Saving lives using social media (Part 1)
The members of the Real Time Crisis Hub have staged over 80 interventions and only 2 of those have needed additional police assistance
This is the first of a two-part series written by the members of the Real Time Crisis Hub, made up of law enforcement, health care and education professionals that are actively seeking those in need of help through social media sites and directing them to a safe online community where they can consistently be aided - reducing the number of emergency calls needing police and other first responders. This confidential and private community then becomes a first point of contact for those in need of help.
By Jse Cse Lam
Suicide is the leading cause of death in the United States.
In a modern world, police, nurses, social workers, and education professionals can save lives using social media tools, while at the same time reducing calls for service to police and reducing emergency wait room times. We as law enforcement, health care and education professionals can assist people to be successful and safe who otherwise could become a tragic statistic.
At the SMILE (Social Media and the Internet in Law Enforcement) Conference hosted in Sunnydale, Calif. in February, participants were introduced to a vision to save lives using social media tools by Toronto Police Service Corporate Communications Social Media Officer and Crime Stoppers Social Media Adviser Constable Scott Mills, Street Nurse Anne Marie Batten, Meaghan Gray, Toronto Police Service Corporate Communications Issues Manager, and Andrew Stewart, a young man who has experienced mental health issues in real life and in social media, and believes he can make a difference.
The group envisions local and international Real Time Crisis Hubs (known on Twitter as hash tag #RTCH).
In his presentation, Mills addressed the necessity of embracing the tools of social media: “By arming our police, street nurses, social services practitioners and education professionals with a smartphone, and social media tools like Google Plus, Facebook, Twitter, Instagram, Tumblr, Foursquare, YouTube, and any other sites that people are using, together we can save lives, reduce calls for service to police, ambulance and fire, reduce wait times in emergency rooms and help people who are experiencing mental health issues."
People Are the Key to Success
Since social media strategies have broadened community outreach initiatives and enhanced approaches in crime prevention, RTCH is a natural progression in the use of social media in policing practices.
One of the mandates is to provide the necessary means to address crisis situations without overtaxing limited resources and personnel.
Some of the goals of RTCH include:
1. Delivering help efficiently and effectively
2. Effective first response to crisis situations by capitalizing on the advantages of communicating through social media
3. Establishing trust through communication and relationship building between police and the public
What is RTCH?
RTCH is a center that offers emergency crisis service 24-hours-a-day and gives the police an alternative to taking someone to jail or to the hospital.
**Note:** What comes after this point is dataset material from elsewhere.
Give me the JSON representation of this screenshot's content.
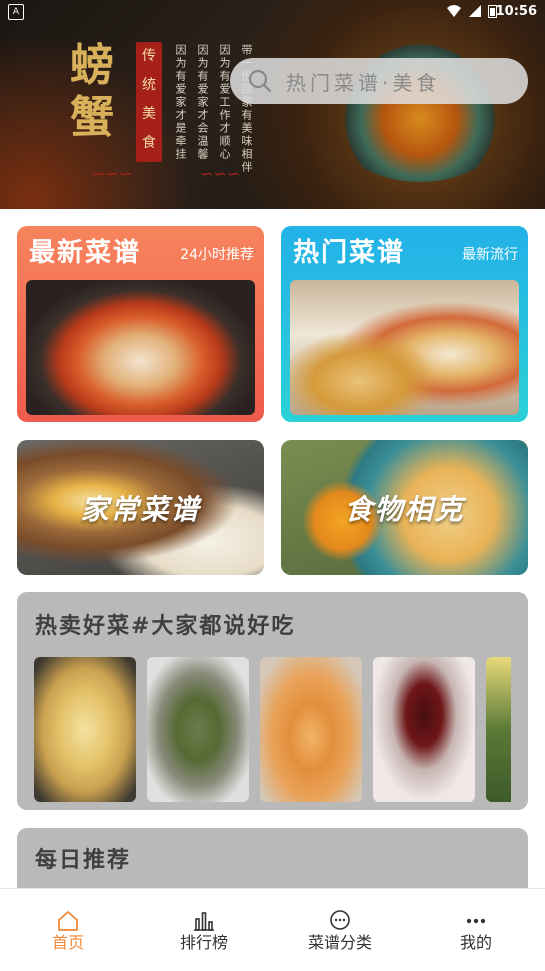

RTCH staff would triage the needs of an individual in crisis mode and prioritize the next steps:
1. Mental health assessment
2. Crisis intervention, counseling or stabilization
3. Make referrals to appropriate level of care, including outpatient services or hospitalization RTCH’s overarching goal is to offer alternatives that can reduce police involvement, especially when there is a pre-existing mental health condition.
RTCH recognizes the role that technology has in 21st century crisis management techniques. A RTCH crisis response strategy would focus on intervention and prevention, ensuring that the needs of the community are being met and resources are being utilized effectively.
What Drives the Need for a RTCH?
RTCH offers an innovative and progressive way of responding to crisis management and conflict management. The accessibility of social media and its integration into professional practices of many organizations makes it a logical next step in addressing some of the strains that law enforcement agencies must deal with.
"When people are struggling with situational stressors, mental health crisis, and of particular concern suicidal ideation, they are reaching out on social media. Twitter, Facebook,” said Anne Marie Batten, crisis nurse and early advocate of the program.
Batten has already developed a track record in working with clients in crisis, establishing connections with TPS officers, triaging the urgency, and mitigating a response in a manner that ensures successful and safe intervention.
“We have been able to intervene via social media and divert calls that would have otherwise required police intervention,” said Batten.
Relationships and working partnerships forged though the RTCH would stream clients with mental health issues towards health care facilities instead of channeling them into the criminal justice system.
Any initiative that helps to foster trusting relationships between law enforcement and social service agencies will assist in ensuring that clients get the help that they need and help facilitate the goal of public safety.
Toronto teacher Jse Cse Lam, Street Nurse Anne Marie Batten, Toronto Police Constable Scott Mills, Toronto Police Corporate Communications Issue Manager Meaghan Gray, Toronto Police Constable Nathan Dayler, Community Volunteers Andrew Stewart, Nadia Fordham & Claire Crossley contributed to this report.